There is sufficient evidence to show that this question can be answered negatively. A prominent example in the Old Testament is King Saul. Saul thought he had done God’s will when he spared the best of the Amalekites (1 Samuel 15:15, 20). He seemed to have good intentions in wanting to offer the best to God. However, this is not what the Lord wanted, calling the deed, through Samuel, “evil” (1 Samuel 15:19). Saul learned that rebellion is as bad as witchcraft, and that he would be removed from being king over Israel (1 Samuel 15:22-23). He appeared to be honest and sincere, but it didn’t matter. God had told him something different.
Is it any different today? Is there any reason to believe that honesty and sincerity will save us now? Cornelius was a good man. Acts 10:1-2 reads, “There was a certain man in Caesarea called Cornelius, a centurion of what was called the Italian Regiment, a devout man and one who feared God with all his household, who gave alms generously to the people, and prayed to God always.” But he was still someone who needed to be saved (Acts 11:14).
Cornelius and his household were saved when they responded to the gospel preached to him by Peter. That gospel would’ve included an appeal to have faith (John 8:24; Hebrews 11:6), to repent or give up past sins (Luke 13:3, 5), to confess Jesus as the Son of God (Matthew 10:32; Romans 10:9-10), and to be buried in baptism to wash away sins (John 3:3, 5; Acts 22:16). After this initial obedience, someone has to continue in the faith (Colossians 1:23) and build themselves up in the most holy faith (Jude 20) by growing in the grace and knowledge of God (2 Peter 3:18).

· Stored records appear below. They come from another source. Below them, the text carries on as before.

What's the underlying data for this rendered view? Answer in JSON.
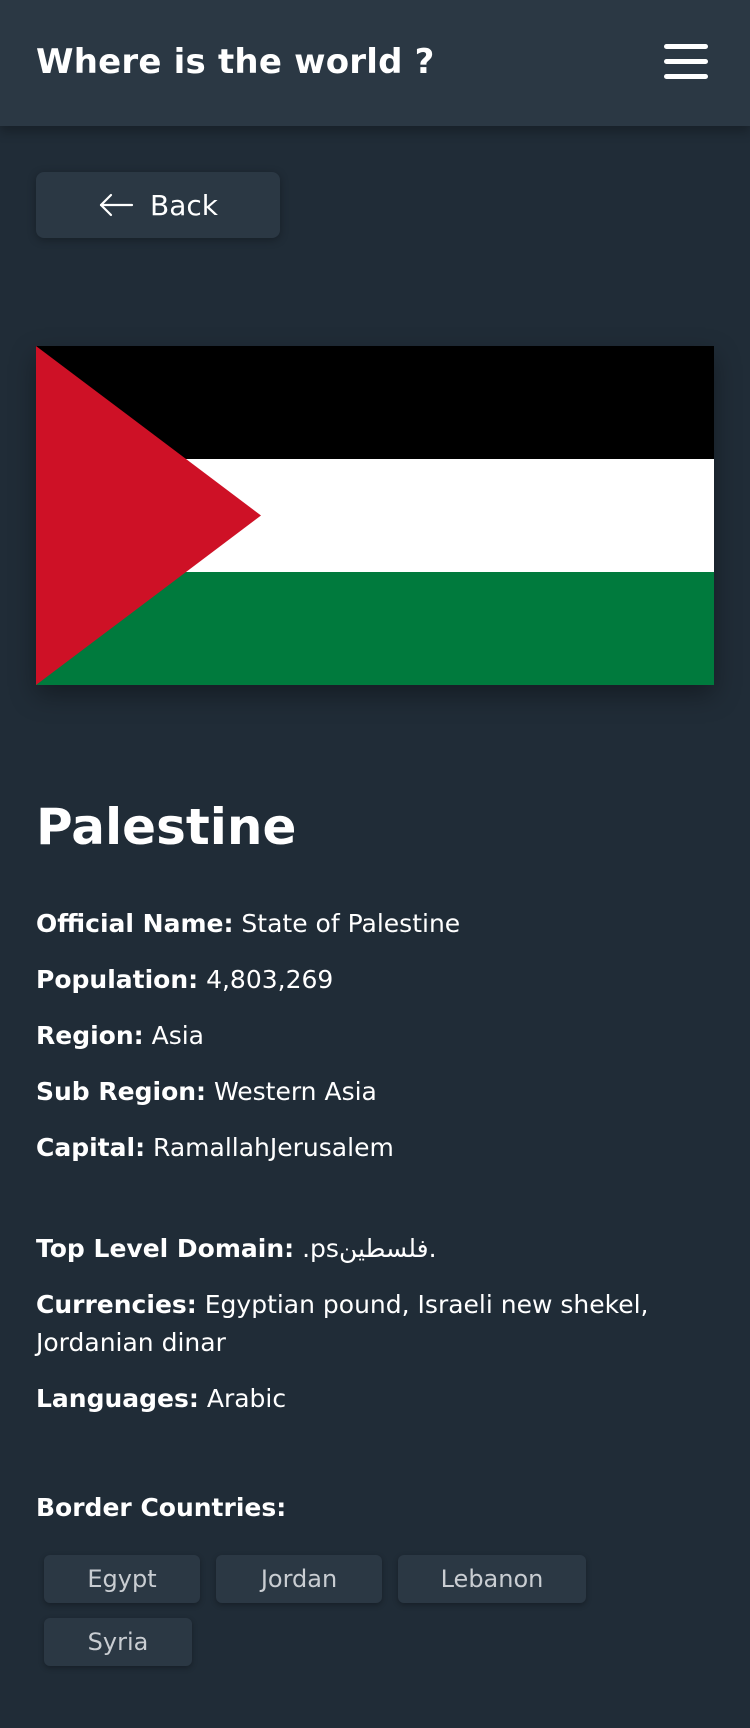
{
  "header": {
    "title": "Where is the world ?",
    "menu_icon": "hamburger-menu-icon"
  },
  "back_button": {
    "label": "Back",
    "icon": "arrow-left-icon"
  },
  "country": {
    "name": "Palestine",
    "flag_colors": [
      "#000000",
      "#ffffff",
      "#007a3d",
      "#ce1126"
    ],
    "details_primary": [
      {
        "key": "Official Name:",
        "value": "State of Palestine"
      },
      {
        "key": "Population:",
        "value": "4,803,269"
      },
      {
        "key": "Region:",
        "value": "Asia"
      },
      {
        "key": "Sub Region:",
        "value": "Western Asia"
      },
      {
        "key": "Capital:",
        "value": "RamallahJerusalem"
      }
    ],
    "details_secondary": [
      {
        "key": "Top Level Domain:",
        "value": ".psفلسطين."
      },
      {
        "key": "Currencies:",
        "value": "Egyptian pound, Israeli new shekel, Jordanian dinar"
      },
      {
        "key": "Languages:",
        "value": "Arabic"
      }
    ],
    "border_countries_label": "Border Countries:",
    "border_countries": [
      "Egypt",
      "Jordan",
      "Lebanon",
      "Syria"
    ]
  },
  "colors": {
    "background": "#202c37",
    "surface": "#2b3844",
    "text": "#ffffff"
  }
}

Make no mistake, God will not allow you to do as you pleas3 as long as you’re honest and sincere. Don’t resist. Follow His will and word carefully, no matter what biblical subject is involved.